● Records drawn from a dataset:
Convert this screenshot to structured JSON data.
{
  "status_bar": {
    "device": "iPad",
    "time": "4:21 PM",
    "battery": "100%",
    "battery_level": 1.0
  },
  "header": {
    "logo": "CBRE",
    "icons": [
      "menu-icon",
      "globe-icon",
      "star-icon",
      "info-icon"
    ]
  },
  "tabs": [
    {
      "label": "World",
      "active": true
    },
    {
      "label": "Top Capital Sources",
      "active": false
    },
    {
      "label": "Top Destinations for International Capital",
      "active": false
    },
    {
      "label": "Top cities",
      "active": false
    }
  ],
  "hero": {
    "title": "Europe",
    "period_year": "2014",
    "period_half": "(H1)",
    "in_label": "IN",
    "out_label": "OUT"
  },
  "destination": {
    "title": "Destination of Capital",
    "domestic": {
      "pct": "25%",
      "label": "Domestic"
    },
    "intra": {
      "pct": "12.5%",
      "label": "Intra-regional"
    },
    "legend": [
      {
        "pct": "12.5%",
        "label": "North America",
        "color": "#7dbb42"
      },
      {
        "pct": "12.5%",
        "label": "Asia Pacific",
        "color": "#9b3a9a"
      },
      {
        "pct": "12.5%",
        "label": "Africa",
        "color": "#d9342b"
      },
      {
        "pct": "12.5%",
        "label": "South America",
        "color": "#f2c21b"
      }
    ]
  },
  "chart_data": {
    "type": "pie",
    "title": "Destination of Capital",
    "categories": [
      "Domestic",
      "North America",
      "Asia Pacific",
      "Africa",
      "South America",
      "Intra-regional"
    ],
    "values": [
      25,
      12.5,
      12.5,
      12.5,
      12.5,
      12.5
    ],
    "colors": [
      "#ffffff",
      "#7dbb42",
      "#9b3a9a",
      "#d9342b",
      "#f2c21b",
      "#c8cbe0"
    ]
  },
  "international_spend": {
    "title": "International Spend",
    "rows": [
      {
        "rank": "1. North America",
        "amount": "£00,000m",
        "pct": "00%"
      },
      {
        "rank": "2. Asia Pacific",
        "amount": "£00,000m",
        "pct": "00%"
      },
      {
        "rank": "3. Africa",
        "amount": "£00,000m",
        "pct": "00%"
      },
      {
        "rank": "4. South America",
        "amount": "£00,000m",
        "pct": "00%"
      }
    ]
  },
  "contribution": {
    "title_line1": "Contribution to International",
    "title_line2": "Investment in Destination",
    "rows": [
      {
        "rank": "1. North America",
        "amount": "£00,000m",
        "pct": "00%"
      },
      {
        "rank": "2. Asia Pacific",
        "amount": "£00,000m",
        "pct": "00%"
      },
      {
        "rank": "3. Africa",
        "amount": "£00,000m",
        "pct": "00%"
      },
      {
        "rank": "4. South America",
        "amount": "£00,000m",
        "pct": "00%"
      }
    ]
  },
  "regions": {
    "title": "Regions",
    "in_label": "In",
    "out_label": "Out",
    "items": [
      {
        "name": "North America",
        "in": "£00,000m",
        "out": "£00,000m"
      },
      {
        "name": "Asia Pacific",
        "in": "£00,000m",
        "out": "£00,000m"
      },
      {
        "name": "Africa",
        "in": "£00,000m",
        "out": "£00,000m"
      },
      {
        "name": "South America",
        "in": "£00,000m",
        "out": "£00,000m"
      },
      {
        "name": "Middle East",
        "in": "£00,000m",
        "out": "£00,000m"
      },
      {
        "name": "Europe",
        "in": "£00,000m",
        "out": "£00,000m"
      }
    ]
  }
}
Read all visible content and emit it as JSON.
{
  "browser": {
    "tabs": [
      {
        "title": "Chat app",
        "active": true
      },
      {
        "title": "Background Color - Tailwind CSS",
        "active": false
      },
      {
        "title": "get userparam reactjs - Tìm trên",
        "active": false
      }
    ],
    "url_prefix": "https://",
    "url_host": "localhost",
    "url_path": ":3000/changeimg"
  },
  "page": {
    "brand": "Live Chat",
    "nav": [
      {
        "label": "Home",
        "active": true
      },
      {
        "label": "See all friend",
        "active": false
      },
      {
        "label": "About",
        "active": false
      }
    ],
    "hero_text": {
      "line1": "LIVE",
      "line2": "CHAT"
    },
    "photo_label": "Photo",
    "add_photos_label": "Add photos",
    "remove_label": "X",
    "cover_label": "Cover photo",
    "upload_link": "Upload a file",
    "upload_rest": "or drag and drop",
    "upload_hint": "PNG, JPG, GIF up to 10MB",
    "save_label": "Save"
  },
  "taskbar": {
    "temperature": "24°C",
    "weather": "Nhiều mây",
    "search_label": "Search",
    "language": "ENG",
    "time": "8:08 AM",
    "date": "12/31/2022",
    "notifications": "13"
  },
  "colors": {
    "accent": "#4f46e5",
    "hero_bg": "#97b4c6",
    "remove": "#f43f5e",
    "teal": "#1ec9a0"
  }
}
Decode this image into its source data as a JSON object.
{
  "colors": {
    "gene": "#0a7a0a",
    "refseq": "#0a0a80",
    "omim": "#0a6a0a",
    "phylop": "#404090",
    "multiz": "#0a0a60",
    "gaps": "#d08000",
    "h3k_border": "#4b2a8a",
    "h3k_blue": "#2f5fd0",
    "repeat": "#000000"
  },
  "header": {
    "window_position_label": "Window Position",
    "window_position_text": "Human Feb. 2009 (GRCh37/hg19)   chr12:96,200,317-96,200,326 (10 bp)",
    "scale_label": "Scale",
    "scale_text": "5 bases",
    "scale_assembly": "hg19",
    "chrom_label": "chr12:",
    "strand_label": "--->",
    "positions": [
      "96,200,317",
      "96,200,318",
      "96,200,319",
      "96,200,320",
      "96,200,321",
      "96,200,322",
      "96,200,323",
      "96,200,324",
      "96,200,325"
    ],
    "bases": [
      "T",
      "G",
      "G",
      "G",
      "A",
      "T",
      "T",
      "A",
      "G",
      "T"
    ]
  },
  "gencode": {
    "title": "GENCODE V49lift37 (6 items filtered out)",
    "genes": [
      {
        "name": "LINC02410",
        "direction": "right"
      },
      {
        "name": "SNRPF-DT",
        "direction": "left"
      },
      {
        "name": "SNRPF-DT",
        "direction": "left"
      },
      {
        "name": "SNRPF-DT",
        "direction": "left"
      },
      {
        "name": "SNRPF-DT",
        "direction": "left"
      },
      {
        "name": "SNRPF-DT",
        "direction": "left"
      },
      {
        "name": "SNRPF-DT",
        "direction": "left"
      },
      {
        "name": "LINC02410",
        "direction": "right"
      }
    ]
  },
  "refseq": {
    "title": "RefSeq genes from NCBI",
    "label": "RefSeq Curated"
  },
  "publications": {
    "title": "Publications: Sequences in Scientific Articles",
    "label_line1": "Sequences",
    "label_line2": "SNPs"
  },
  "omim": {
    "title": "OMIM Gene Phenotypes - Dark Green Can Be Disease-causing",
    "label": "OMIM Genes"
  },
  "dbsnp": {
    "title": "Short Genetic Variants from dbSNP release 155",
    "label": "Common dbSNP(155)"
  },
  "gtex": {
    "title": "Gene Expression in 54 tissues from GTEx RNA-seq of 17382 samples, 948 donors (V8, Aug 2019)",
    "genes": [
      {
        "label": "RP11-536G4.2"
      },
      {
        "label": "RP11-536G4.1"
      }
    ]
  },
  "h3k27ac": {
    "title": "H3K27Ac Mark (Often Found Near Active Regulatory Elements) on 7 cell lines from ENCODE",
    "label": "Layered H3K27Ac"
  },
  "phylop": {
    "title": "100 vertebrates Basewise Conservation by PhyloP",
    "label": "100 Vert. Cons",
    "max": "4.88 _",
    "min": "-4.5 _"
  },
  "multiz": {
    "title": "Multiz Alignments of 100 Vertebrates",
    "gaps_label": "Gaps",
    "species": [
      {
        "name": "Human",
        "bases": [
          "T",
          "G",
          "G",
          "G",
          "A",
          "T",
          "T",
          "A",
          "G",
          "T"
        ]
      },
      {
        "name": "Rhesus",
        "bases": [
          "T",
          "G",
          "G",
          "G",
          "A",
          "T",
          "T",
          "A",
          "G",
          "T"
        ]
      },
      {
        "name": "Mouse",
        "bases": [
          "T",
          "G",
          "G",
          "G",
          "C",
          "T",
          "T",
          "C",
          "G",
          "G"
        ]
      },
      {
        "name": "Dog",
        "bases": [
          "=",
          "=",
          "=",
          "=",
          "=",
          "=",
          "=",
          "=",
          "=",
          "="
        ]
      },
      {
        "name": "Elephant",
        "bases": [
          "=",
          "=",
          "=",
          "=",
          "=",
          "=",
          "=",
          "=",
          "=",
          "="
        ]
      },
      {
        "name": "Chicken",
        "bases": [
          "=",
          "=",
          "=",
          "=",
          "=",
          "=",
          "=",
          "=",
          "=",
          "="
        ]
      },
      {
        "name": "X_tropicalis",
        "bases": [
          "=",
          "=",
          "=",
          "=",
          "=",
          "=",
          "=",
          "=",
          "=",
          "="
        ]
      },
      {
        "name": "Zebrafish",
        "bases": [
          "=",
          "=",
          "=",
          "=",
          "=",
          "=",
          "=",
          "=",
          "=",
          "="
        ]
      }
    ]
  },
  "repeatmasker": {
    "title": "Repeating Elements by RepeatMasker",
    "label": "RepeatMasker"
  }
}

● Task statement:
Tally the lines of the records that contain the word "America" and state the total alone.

● Answer space:
10